Saturday, September 12, 2009

Maiden Third

Once upon a time, there was a young girl who loved her father very much. She was a beautiful young girl with a free spirit. She was vivacious, becoming, astute, and pleasing. She was wilful and passionate, strong and affectionate.
She also had a perversity of nature that would wish to attempt a feat the moment it was forbidden.
Her father was a strong man with a will of iron. He was just, and he loved her. He held very strongly to high ideals that he could argue back to the Holy Book itself, and its inerrability was his vanguard. He was immoveable. To lower that guard was to deny the Book itself, and he held his ideals with the passion of a Crusader.
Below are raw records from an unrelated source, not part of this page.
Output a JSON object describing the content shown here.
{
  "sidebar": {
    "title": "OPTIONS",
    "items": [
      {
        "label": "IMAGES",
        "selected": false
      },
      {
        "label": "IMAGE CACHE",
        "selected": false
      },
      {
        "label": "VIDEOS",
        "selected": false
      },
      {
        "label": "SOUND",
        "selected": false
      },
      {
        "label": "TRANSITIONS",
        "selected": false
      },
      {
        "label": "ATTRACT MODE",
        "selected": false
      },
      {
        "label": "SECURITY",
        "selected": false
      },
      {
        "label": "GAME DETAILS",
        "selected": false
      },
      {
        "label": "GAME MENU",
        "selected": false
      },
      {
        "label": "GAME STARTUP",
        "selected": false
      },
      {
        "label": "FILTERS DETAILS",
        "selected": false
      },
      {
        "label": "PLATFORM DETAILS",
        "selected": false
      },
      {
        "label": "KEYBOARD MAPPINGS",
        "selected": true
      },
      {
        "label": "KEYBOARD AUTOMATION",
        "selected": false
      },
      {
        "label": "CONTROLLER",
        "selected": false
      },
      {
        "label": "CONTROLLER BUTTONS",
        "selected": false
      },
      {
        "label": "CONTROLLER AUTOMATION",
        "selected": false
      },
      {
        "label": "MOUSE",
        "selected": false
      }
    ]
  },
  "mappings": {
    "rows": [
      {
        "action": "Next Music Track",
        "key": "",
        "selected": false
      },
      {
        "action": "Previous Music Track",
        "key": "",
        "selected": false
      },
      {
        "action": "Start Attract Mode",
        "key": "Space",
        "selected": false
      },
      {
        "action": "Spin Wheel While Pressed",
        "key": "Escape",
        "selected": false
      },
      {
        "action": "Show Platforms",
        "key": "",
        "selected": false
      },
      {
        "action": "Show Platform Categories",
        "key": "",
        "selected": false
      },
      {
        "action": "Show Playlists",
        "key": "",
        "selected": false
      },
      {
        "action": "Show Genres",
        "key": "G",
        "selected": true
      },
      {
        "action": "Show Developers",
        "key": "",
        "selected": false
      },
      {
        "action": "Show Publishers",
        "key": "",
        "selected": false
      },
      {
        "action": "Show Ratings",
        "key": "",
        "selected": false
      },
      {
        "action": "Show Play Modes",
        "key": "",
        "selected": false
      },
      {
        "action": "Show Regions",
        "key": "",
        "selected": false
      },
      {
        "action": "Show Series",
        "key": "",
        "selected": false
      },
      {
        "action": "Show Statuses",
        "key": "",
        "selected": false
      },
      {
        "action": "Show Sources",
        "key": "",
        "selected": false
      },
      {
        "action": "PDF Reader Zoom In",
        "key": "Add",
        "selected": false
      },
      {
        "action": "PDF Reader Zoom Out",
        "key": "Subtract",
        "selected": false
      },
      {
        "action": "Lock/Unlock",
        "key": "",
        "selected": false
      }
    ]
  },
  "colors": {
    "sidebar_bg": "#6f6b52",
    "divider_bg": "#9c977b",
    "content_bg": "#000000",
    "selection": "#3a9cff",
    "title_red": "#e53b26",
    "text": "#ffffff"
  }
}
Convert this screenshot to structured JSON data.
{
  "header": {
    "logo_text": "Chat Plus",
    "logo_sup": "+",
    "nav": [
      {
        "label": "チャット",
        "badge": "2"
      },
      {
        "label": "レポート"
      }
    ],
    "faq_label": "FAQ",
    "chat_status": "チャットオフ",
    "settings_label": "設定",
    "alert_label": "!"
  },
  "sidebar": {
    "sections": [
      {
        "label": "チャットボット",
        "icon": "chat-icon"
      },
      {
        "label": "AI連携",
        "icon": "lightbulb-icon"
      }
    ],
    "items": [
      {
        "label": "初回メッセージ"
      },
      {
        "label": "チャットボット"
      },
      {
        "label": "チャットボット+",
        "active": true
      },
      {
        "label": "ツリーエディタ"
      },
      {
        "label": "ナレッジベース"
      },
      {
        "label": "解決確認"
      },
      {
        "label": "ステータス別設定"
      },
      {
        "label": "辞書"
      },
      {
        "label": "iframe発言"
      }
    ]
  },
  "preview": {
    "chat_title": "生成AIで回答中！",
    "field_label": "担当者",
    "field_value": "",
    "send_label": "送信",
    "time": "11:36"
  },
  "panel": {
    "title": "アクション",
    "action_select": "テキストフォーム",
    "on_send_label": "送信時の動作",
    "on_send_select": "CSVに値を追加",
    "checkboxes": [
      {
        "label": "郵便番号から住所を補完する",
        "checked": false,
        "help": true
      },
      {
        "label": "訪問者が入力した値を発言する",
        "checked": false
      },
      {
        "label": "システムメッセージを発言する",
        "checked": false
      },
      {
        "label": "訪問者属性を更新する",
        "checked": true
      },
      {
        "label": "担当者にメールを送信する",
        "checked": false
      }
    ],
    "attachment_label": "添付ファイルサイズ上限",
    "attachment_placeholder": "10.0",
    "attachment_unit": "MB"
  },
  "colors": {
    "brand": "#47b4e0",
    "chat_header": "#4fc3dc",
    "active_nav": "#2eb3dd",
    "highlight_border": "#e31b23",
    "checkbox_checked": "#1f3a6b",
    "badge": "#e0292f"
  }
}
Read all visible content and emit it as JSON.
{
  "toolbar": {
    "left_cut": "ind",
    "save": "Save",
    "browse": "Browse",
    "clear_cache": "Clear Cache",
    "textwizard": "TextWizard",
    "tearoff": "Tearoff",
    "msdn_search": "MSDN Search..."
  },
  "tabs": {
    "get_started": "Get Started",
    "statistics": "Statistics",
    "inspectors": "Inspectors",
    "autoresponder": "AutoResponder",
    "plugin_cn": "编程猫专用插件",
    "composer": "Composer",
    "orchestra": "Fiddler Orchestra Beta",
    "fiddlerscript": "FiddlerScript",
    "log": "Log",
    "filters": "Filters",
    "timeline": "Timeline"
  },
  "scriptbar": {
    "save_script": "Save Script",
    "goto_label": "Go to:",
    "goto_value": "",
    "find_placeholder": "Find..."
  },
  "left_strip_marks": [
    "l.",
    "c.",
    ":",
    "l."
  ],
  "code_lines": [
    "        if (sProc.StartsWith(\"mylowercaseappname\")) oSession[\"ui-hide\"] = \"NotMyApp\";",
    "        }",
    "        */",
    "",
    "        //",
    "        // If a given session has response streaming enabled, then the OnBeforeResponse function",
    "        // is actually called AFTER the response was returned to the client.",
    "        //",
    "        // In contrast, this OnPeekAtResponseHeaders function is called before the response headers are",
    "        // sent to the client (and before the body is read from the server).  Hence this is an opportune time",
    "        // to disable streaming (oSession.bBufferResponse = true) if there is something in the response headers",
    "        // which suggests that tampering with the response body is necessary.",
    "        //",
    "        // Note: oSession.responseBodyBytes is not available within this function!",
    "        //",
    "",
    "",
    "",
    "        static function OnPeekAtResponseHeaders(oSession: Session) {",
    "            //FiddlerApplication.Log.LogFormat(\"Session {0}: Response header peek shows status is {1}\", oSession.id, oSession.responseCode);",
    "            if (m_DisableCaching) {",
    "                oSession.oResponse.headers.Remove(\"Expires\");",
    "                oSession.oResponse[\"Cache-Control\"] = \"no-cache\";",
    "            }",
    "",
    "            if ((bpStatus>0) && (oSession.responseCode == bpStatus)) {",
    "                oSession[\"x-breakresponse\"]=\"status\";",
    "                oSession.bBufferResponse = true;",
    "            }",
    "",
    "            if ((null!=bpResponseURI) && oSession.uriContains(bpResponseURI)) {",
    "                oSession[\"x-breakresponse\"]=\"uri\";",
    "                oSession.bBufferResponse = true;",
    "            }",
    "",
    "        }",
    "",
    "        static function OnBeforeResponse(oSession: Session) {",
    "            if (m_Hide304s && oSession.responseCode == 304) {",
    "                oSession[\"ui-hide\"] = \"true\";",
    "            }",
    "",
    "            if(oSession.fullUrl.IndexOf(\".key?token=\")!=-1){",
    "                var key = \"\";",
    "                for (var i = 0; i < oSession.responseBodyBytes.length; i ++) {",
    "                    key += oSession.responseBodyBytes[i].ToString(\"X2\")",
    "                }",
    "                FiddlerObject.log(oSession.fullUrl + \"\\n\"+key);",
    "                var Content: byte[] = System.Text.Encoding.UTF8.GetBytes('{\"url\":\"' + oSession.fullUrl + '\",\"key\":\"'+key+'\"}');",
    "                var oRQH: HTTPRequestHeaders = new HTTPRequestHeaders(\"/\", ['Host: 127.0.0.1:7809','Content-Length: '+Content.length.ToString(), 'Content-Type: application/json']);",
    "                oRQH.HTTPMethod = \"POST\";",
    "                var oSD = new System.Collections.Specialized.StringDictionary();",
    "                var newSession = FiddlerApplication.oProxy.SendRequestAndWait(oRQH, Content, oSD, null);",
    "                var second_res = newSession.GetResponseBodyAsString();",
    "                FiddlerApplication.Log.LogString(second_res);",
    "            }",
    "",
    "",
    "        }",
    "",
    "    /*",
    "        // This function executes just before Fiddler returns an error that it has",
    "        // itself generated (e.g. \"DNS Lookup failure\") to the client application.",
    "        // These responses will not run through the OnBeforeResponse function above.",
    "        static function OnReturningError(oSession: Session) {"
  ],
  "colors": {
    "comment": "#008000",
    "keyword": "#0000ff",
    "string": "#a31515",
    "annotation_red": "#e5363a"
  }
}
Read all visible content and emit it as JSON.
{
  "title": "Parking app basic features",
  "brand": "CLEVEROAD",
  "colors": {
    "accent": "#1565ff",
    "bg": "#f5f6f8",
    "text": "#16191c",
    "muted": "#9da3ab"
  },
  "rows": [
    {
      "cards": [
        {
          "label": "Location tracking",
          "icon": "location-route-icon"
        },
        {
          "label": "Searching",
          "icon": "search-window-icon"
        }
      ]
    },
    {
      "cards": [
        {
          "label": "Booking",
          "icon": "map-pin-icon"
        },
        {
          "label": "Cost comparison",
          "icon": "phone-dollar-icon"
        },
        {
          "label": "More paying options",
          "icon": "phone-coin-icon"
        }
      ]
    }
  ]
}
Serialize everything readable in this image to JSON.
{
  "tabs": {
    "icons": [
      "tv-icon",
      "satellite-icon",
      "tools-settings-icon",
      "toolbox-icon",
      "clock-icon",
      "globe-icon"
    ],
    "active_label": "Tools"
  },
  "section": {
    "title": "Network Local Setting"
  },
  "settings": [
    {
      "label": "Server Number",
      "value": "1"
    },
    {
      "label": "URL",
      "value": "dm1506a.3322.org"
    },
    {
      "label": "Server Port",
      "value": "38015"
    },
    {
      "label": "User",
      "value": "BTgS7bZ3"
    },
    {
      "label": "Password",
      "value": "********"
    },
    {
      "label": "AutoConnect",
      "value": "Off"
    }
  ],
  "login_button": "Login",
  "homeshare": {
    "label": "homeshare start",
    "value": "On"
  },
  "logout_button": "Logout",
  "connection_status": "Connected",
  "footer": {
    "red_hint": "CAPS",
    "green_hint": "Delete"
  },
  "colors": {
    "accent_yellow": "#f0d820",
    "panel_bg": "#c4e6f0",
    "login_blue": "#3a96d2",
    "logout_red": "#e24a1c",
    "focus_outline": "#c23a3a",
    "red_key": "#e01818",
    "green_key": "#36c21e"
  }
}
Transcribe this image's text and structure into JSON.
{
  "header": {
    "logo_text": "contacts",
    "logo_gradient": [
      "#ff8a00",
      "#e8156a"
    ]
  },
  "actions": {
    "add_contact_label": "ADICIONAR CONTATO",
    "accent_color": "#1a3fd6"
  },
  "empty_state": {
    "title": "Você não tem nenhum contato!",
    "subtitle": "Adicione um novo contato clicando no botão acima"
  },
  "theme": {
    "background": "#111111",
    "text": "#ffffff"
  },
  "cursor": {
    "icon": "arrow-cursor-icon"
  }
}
She wanted only to be free. She wanted to stretch her wings and let the current lift her. She wanted to be drawn, and not pressed; she wanted to be hungered, not harried. She wanted to be motivated by love, not duty.
As for her father, his duty was his love, and his love was his duty. He could not separate the two. They were one and the same to him.
He believed that there was enmity in the heart of every man, and that the laying down of the law would reveal the rebellion.
So he laid down the law for his daughter and unveiled her rebellion. Then he took it to task and attempted to deal with it.
She fought and refused to submit. She could not see that love could come after duty, and he refused to acknowledge love without obedience.
She fled his home and continued her life away. He watched with growing alarm as her love and her passion led her again and again to the edge of the precipice of morality.
Wild as it was, her heart was a faithful one, and she clung to the faith of her childhood. Then with all the intense passion of her heart, she fell in love with a young man that abused her trust.
In despair, her father tried again and again to redeem her from her faults. He repeatedly laid down the principles, and he continued to encounter her rebellion.
She would not trust him, and he would not relent. She felt stifled, and he desperately wanted her to see what he saw. The battle of wills was always foremost. He would not discuss or renege any of his ideals unless she submitted her will, and she would not give her will to be driven where it could have been led. Each refused to die. They disdained to lay down arms and surrender, for each held the right. They were constantly at an impasse, and finally each broke the heart of the other.